Kidambi Srikanth v Lakshya Sen.
Clash of attackers. Tussle for control at the net. Contest between generations. Incumbent going up against the guy-in-waiting. A World Championship semifinal that runs rich in labels, bragging rights and opens up the doorway for only one to fight for gold.
Only two Indian men's singles players have medaled before this, both bronze - Prakash Padukone in 1983 and Sai Praneeth two years ago. This will be the first time that there will be an Indian male finalist.
Lakshya, a debutant at the Worlds, has never been on a stage like this before. Even Srikanth's deepest run at a major tournament was the 2016 Rio Olympics quarterfinals. Four Supers Series titles, a fleeting stay as world No 1 were followed by a run of early exits and a missed 2020 Olympics. He's been growing a little tired of his past and is happy to skip references to his title glut from four years ago.

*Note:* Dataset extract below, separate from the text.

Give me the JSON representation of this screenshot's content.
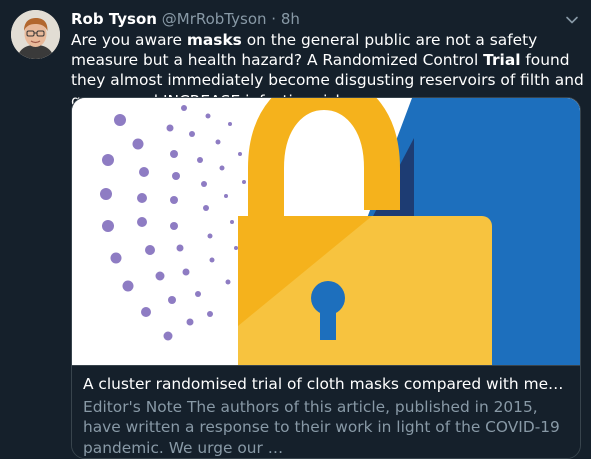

Srikanth's recent resurgence has been episodic, peppered through tournaments over the last couple of months. A three-game fight against former world No 1 Kento Momota at the French Open and a Hylo Open semifinal contest against reigning All England champion Lee Zii Jia, were among the earliest, most enduring signs. Srikanth had just six days between the World Tour Finals in Bali and the World Championships in Huelva, Spain, to rush back to India and run around for a Schengen visa. He played his opening match this week almost right after getting off the plane.
Lakshya's father, DK Sen, who has been traveling with him for the run of recent tournaments, was coach of the Indian side which traveled to Brunei for the 2008 Sub-junior Asian Championships. Thirteen-year old Srikanth was part of that team, in his first international tournament. Today at 28, Srikanth is still chasing that one big win. He's almost there, with a World Championship medal assured.
His jump smashes and follow ups at the nets are among the best in business and his game has always scored high for its sheer control. He hasn't been tested all week, barring a three game battle against Li Shifeng. Against his FIFA partner Lakshya, he could very well be pushed to play his most entertaining match of the week. It could be marked by a flurry of attacks from both ends, flat exchanges, with the net likely to be the most crucial piece of real estate.
At a Worlds where Saina Nehwal didn't turn up and PV Sindhu left in the quarterfinals, it's the Indian men who will be bringing the medals home. A bronze medal at his first-ever Worlds tucked away, Lakshya will have nothing to lose. Srikanth could feel the nerves tugging at him and it's his chance to turn resurgence into deliverance.